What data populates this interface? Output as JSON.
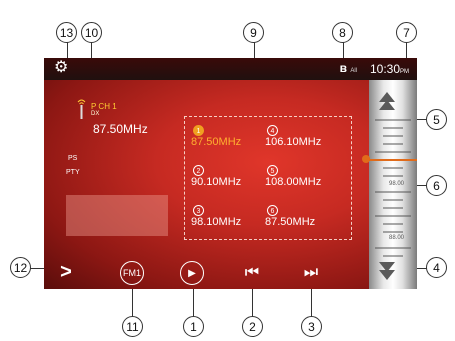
{
  "status": {
    "time": "10:30",
    "time_suffix": "PM",
    "bt_symbol": "ʙ",
    "bt_sub": "All"
  },
  "tuner_info": {
    "station_name": "P CH 1",
    "reception": "DX",
    "frequency": "87.50MHz",
    "ps_label": "PS",
    "pty_label": "PTY"
  },
  "presets": [
    {
      "num": "1",
      "freq": "87.50MHz",
      "active": true
    },
    {
      "num": "4",
      "freq": "106.10MHz",
      "active": false
    },
    {
      "num": "2",
      "freq": "90.10MHz",
      "active": false
    },
    {
      "num": "5",
      "freq": "108.00MHz",
      "active": false
    },
    {
      "num": "3",
      "freq": "98.10MHz",
      "active": false
    },
    {
      "num": "6",
      "freq": "87.50MHz",
      "active": false
    }
  ],
  "tuning_scale": {
    "labels": [
      "98.00",
      "88.00"
    ]
  },
  "controls": {
    "band_label": "FM1",
    "menu_symbol": ">",
    "scan_symbol": "▶",
    "prev_symbol": "⏮",
    "next_symbol": "⏭"
  },
  "callouts": [
    "1",
    "2",
    "3",
    "4",
    "5",
    "6",
    "7",
    "8",
    "9",
    "10",
    "11",
    "12",
    "13"
  ]
}
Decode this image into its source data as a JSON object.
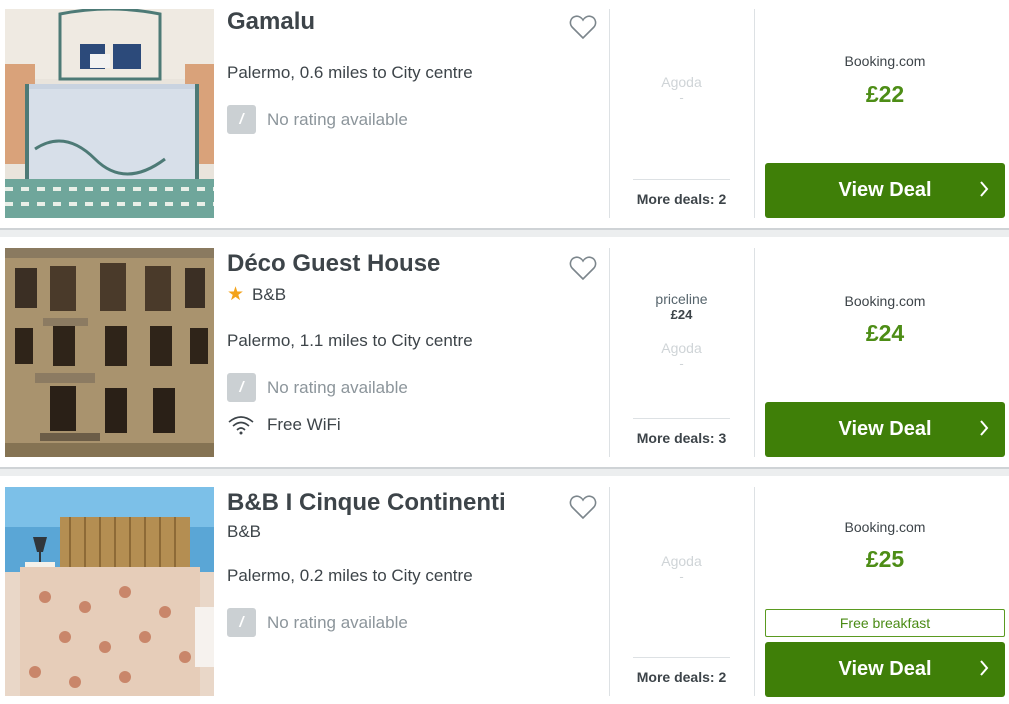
{
  "listings": [
    {
      "name": "Gamalu",
      "type": "",
      "location": "Palermo, 0.6 miles to City centre",
      "rating_icon": "/",
      "rating_text": "No rating available",
      "amenity": "",
      "providers": [
        {
          "name": "Agoda",
          "price": "-"
        }
      ],
      "more_deals": "More deals: 2",
      "main_site": "Booking.com",
      "main_price": "£22",
      "badge": "",
      "cta": "View Deal"
    },
    {
      "name": "Déco Guest House",
      "type": "B&B",
      "location": "Palermo, 1.1 miles to City centre",
      "rating_icon": "/",
      "rating_text": "No rating available",
      "amenity": "Free WiFi",
      "providers": [
        {
          "name": "priceline",
          "price": "£24"
        },
        {
          "name": "Agoda",
          "price": "-"
        }
      ],
      "more_deals": "More deals: 3",
      "main_site": "Booking.com",
      "main_price": "£24",
      "badge": "",
      "cta": "View Deal"
    },
    {
      "name": "B&B I Cinque Continenti",
      "type": "B&B",
      "location": "Palermo, 0.2 miles to City centre",
      "rating_icon": "/",
      "rating_text": "No rating available",
      "amenity": "",
      "providers": [
        {
          "name": "Agoda",
          "price": "-"
        }
      ],
      "more_deals": "More deals: 2",
      "main_site": "Booking.com",
      "main_price": "£25",
      "badge": "Free breakfast",
      "cta": "View Deal"
    }
  ],
  "icons": {
    "favorite": "heart-outline-icon",
    "star": "star-icon",
    "wifi": "wifi-icon",
    "cta_arrow": "chevron-right-icon"
  },
  "colors": {
    "cta_background": "#3f7f08",
    "price": "#4d8d16",
    "star": "#f3a31b",
    "rating_box": "#cbd0d3"
  }
}
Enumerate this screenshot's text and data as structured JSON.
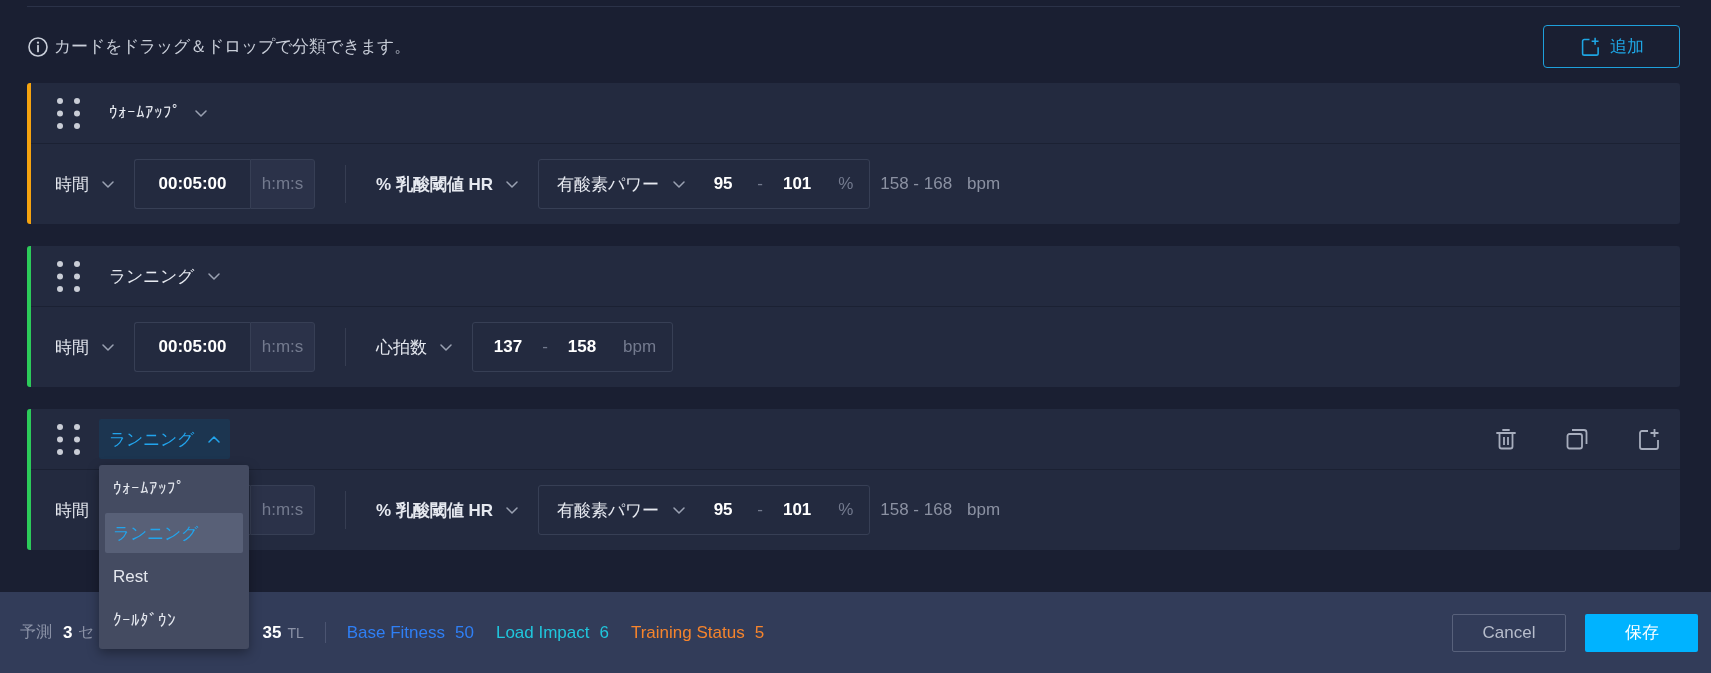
{
  "hint": "カードをドラッグ＆ドロップで分類できます。",
  "add_button": {
    "label": "追加"
  },
  "steps": [
    {
      "color": "#f5a30f",
      "active": false,
      "type_select": {
        "label": "ｳｫｰﾑｱｯﾌﾟ",
        "expanded": false
      },
      "duration": {
        "metric": "時間",
        "value": "00:05:00",
        "unit": "h:m:s"
      },
      "target": {
        "kind": "zone",
        "metric": "% 乳酸閾値 HR",
        "zone": "有酸素パワー",
        "low": "95",
        "separator": "-",
        "high": "101",
        "unit": "%",
        "range": "158 - 168",
        "range_unit": "bpm"
      }
    },
    {
      "color": "#2ccb5a",
      "active": false,
      "type_select": {
        "label": "ランニング",
        "expanded": false
      },
      "duration": {
        "metric": "時間",
        "value": "00:05:00",
        "unit": "h:m:s"
      },
      "target": {
        "kind": "range",
        "metric": "心拍数",
        "low": "137",
        "separator": "-",
        "high": "158",
        "unit": "bpm"
      }
    },
    {
      "color": "#2ccb5a",
      "active": true,
      "type_select": {
        "label": "ランニング",
        "expanded": true,
        "options": [
          {
            "label": "ｳｫｰﾑｱｯﾌﾟ",
            "selected": false
          },
          {
            "label": "ランニング",
            "selected": true
          },
          {
            "label": "Rest",
            "selected": false
          },
          {
            "label": "ｸｰﾙﾀﾞｳﾝ",
            "selected": false
          }
        ]
      },
      "duration": {
        "metric": "時間",
        "unit": "h:m:s"
      },
      "target": {
        "kind": "zone",
        "metric": "% 乳酸閾値 HR",
        "zone": "有酸素パワー",
        "low": "95",
        "separator": "-",
        "high": "101",
        "unit": "%",
        "range": "158 - 168",
        "range_unit": "bpm"
      }
    }
  ],
  "footer": {
    "forecast": {
      "label": "予測",
      "count": "3",
      "unit": "セ"
    },
    "load": {
      "value": "35",
      "unit": "TL"
    },
    "metrics": [
      {
        "label": "Base Fitness",
        "value": "50",
        "color": "#2f7ff5"
      },
      {
        "label": "Load Impact",
        "value": "6",
        "color": "#20c6dc"
      },
      {
        "label": "Training Status",
        "value": "5",
        "color": "#f6842c"
      }
    ],
    "buttons": [
      {
        "label": "Cancel",
        "kind": "secondary"
      },
      {
        "label": "保存",
        "kind": "primary"
      }
    ]
  }
}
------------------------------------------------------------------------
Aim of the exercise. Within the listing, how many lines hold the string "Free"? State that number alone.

Completed task. 2